When President Bush comes to Brussels, it will be a visit different from previous visits by US Presidents in town.
In the days gone, it was all about the old alliance, centered on NATO and focused on the issues of a divided Europe.
After some rather rocky years, we are now seeing a new structure and pattern slowly emerging.
Now, it is about building a new partnership, centered on the European Union and focused on issues outside of Europe.
It’s different in several respects. A partnership is different from an alliance. There is an implicit recognition that the dominating agendas on the different sides of the Atlantic are different, but that both the United States and the European Union need the support and help of each other for their respective agendas and on the wider global scene.

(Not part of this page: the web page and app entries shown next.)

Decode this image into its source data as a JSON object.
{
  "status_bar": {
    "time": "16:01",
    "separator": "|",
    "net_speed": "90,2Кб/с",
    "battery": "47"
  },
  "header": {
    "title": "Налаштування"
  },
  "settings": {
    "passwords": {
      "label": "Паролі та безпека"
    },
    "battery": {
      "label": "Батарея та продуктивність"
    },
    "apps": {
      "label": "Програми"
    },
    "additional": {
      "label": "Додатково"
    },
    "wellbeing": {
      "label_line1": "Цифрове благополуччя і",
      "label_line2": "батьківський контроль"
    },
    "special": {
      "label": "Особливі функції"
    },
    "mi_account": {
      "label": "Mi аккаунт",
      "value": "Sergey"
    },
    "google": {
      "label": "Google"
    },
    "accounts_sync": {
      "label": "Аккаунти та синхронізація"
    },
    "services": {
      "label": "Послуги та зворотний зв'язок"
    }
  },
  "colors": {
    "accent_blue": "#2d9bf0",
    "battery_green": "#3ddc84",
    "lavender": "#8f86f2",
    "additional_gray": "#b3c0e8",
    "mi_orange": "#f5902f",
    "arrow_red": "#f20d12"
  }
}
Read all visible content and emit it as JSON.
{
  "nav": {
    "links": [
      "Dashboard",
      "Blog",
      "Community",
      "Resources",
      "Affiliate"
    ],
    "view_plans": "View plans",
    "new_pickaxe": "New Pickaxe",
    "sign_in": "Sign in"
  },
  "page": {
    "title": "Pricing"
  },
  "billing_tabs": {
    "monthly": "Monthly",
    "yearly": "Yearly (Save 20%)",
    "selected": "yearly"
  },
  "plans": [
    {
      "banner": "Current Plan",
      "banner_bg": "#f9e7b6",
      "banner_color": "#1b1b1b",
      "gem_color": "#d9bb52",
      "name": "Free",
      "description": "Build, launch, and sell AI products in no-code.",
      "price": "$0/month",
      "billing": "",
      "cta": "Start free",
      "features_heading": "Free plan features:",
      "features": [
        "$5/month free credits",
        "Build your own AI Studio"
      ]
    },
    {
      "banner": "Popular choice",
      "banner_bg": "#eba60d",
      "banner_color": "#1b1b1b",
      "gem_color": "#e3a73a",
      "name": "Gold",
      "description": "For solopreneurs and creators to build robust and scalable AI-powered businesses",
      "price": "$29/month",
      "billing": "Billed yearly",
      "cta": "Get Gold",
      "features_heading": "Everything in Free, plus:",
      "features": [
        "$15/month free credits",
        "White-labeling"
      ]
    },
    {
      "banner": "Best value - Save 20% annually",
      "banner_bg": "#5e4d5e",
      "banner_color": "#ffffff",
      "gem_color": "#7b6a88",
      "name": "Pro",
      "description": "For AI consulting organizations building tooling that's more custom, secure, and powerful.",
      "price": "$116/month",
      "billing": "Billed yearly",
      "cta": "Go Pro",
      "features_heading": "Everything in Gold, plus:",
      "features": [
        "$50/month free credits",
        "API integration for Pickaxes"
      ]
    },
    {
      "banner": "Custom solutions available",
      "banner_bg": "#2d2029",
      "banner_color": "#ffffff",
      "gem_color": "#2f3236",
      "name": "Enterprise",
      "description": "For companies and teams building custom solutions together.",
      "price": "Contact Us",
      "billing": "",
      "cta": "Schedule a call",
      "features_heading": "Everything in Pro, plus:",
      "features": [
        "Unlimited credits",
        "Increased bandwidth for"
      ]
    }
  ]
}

While the relationship with NATO has by no means been downgraded – it’s critical also in far-away areas like Afghanistan – it’s obvious that the relationship with the European Union has been upgraded.
And while in the past the agenda for the talks was focused on the different issues and challenges of the European continent, now it will be centered on issues outside of, although adjacent to Europe. The conflict-ridden Middle East, and the de-democratizing Russia, is the near abroad of Europe but also the core concerns of the United States.
A new partnership with more of the European Union and less of Europe – that’s what we will now be seeing.